Further, public schools are locally-governed, not “managed” by a corporation that’s not accountable to the citizens of that community. So while Secretary of Education Betsy DeVos may believe that schools are nothing more than little business “franchises” that should be run like Uber, the comparisons between schools and ride-sharing companies are not very flattering:
Betsy’s analogy here conveniently ignores the fact that taxi companies are not remotely “like” public schools. Taxi companies are not publicly owned or operated; they are not funded by taxpayer dollars; they are not governed by elected school boards; they are not responsible for “serving” all of a community’s residents. Her analogy also omits the inconvenient truth that ride sharing apps like Uber and Lyft have competed unfairly with taxi companies in many major metropolitan areas by relying upon unqualified and uncertified drivers, and paying those drivers at rates that are much lower than the prevailing wage for cab drivers in that region.
The truth is that schools are not franchises, charter schools are not public schools, and education is not a business. The only thing “public” about charter schools is their funding–and much of that winds up being diverted to the accounts of hedge fund managers and investment bankers–not into classrooms, where it belongs.

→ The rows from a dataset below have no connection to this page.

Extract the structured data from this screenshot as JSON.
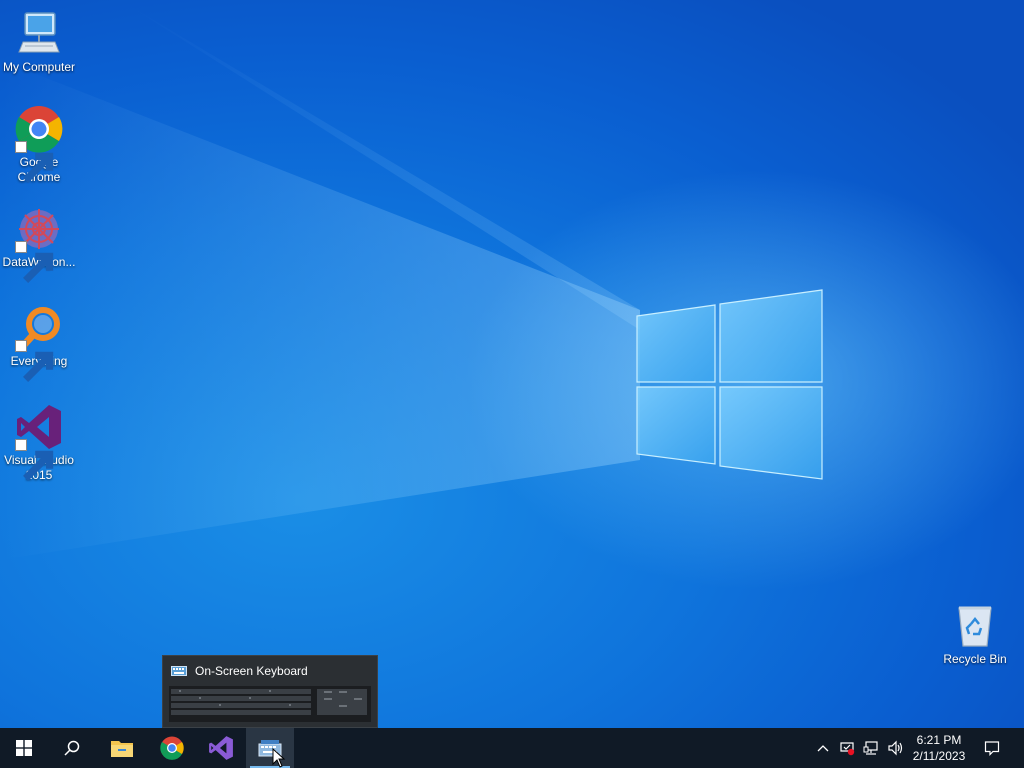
{
  "desktop": {
    "icons": [
      {
        "label": "My Computer",
        "icon": "computer-icon"
      },
      {
        "label": "Google\nChrome",
        "icon": "chrome-icon"
      },
      {
        "label": "DataWagon...",
        "icon": "datawagon-icon"
      },
      {
        "label": "Everything",
        "icon": "everything-search-icon"
      },
      {
        "label": "Visual Studio\n2015",
        "icon": "visual-studio-icon"
      },
      {
        "label": "Recycle Bin",
        "icon": "recycle-bin-icon"
      }
    ]
  },
  "thumbnail_preview": {
    "title": "On-Screen Keyboard",
    "icon": "keyboard-icon"
  },
  "taskbar": {
    "buttons": [
      {
        "name": "start",
        "icon": "windows-logo-icon"
      },
      {
        "name": "search",
        "icon": "search-icon"
      },
      {
        "name": "file-explorer",
        "icon": "folder-icon"
      },
      {
        "name": "chrome",
        "icon": "chrome-icon"
      },
      {
        "name": "visual-studio",
        "icon": "visual-studio-icon"
      },
      {
        "name": "on-screen-keyboard",
        "icon": "keyboard-icon",
        "active": true
      }
    ],
    "tray": {
      "icons": [
        "chevron-up-icon",
        "security-icon",
        "network-icon",
        "volume-icon"
      ],
      "time": "6:21 PM",
      "date": "2/11/2023",
      "notification_icon": "action-center-icon"
    }
  },
  "colors": {
    "desktop_blue": "#0f74dc",
    "taskbar": "#101a26",
    "accent": "#76b9ed"
  }
}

A lot is being said about “school choice” in the education policy arena these days. Perhaps the most important “choice” we can make when it comes to our own schools is to insist that these schools be locally-governed and responsive to their communities.
And to resist the efforts to “franchise” our public schools so they become bland, standardized carbon-copies of corporate rigidity, rather than the vibrant centers of community life that seem to frighten our Secretary of Education, her husband, and their comrades in the education reform movement so very much…
Betsy DeVos stressed that Christians need to focus on “greater Kingdom gain” by “changing … the system of education in the country.”
Dick DeVos echoed that: As the center of the community, “The church … has been displaced by the public school.”